HSBC Bank Canada, the country's seventh-largest bank, released its quarterly results Friday morning, and they likely contain some cues as to how its larger rivals will do when they release their results next month.

HSBC's results are by no means a perfect proxy for what's happening in the broader Canadian industry, because it has a unique strategy and its quarter ends in June whereas the big six banks will be reporting their results for the three months ending July 31. But some of the macro trends that turn up at HSBC are often a decent bellwether.

The bad news? HSBC's retail or consumer banking business continues to suffer the effects of squeezed net interest margins and higher funding costs. Lending in this environment is a less lucrative business, certainly in the short-term, than it once was.

More bad news: the bank's loan impairment charges and other credit risk provisions are double their year-ago level, having materially risen again in this latest period. HSBC said that most of the increase this quarter was due to one specific customer in the energy sector.

On the good news side, HSBC's trading income rose 31 per cent from a year ago and 18 per cent from the prior quarter, thanks to higher market volatility and mark-to-market gains on some derivatives. But, a note of caution, trading revenue varies bank to bank in any given quarter so I'd be reluctant to take too much from this.
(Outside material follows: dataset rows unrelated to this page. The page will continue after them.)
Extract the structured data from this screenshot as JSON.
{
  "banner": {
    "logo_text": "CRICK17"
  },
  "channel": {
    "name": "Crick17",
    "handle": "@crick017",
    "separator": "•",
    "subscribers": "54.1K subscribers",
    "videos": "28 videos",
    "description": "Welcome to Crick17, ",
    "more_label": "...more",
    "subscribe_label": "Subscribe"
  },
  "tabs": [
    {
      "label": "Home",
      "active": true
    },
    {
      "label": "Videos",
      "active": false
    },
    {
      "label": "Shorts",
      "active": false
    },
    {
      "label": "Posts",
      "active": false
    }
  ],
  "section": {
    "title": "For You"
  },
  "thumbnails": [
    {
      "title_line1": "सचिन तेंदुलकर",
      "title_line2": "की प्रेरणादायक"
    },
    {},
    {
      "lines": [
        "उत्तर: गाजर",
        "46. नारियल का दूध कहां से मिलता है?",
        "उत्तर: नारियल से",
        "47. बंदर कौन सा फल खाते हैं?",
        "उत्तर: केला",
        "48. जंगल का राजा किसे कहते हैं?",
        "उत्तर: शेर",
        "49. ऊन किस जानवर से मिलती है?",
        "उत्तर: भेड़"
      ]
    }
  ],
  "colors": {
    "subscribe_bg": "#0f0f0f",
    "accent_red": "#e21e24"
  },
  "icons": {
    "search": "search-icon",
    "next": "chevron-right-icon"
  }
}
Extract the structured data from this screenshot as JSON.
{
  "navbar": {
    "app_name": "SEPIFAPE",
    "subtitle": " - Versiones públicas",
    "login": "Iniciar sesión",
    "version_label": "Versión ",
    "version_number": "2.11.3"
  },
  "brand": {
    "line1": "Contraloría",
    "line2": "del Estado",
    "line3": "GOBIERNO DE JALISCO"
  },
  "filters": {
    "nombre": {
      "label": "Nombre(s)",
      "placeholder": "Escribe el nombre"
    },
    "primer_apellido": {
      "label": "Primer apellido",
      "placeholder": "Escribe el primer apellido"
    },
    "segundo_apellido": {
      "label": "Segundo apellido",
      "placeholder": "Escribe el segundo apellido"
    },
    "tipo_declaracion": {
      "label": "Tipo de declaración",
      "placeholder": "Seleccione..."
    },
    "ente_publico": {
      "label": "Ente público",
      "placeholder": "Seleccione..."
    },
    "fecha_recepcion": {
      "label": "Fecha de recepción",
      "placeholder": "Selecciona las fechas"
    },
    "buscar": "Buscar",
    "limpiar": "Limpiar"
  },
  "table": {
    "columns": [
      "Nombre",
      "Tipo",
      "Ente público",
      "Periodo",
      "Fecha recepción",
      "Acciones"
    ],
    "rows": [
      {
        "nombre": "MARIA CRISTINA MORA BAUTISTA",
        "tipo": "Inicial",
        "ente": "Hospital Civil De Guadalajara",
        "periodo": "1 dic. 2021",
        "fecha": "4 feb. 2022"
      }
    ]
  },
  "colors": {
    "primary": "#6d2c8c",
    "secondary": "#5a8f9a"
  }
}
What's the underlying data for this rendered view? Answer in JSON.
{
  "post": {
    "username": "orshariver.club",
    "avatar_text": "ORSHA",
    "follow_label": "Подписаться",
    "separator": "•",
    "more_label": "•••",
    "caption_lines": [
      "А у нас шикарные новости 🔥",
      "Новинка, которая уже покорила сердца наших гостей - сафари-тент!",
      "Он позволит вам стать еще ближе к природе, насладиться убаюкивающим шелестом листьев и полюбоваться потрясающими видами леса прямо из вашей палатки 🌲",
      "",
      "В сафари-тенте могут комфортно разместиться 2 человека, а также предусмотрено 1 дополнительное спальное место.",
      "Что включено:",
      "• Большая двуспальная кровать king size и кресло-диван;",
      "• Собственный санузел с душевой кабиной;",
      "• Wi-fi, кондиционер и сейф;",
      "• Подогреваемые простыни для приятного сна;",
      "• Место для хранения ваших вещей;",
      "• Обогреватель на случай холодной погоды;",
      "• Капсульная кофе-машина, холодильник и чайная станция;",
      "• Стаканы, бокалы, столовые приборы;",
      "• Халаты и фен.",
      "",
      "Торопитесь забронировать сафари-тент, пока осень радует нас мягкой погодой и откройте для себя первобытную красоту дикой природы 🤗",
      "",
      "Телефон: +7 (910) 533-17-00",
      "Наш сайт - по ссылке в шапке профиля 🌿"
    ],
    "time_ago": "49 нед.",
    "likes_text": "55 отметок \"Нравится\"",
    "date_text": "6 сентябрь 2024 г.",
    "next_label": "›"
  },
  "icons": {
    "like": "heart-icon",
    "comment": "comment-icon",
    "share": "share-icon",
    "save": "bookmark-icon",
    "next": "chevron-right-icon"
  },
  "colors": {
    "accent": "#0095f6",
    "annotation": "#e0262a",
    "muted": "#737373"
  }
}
All told, the bank's quarterly profit came in at $203-million, down $5-million or two per cent from a year ago. But, adjusting for tax rates and one-time items including a fee recovery last year, the profits were up 26 per cent from a year ago and 17 per cent from the first quarter.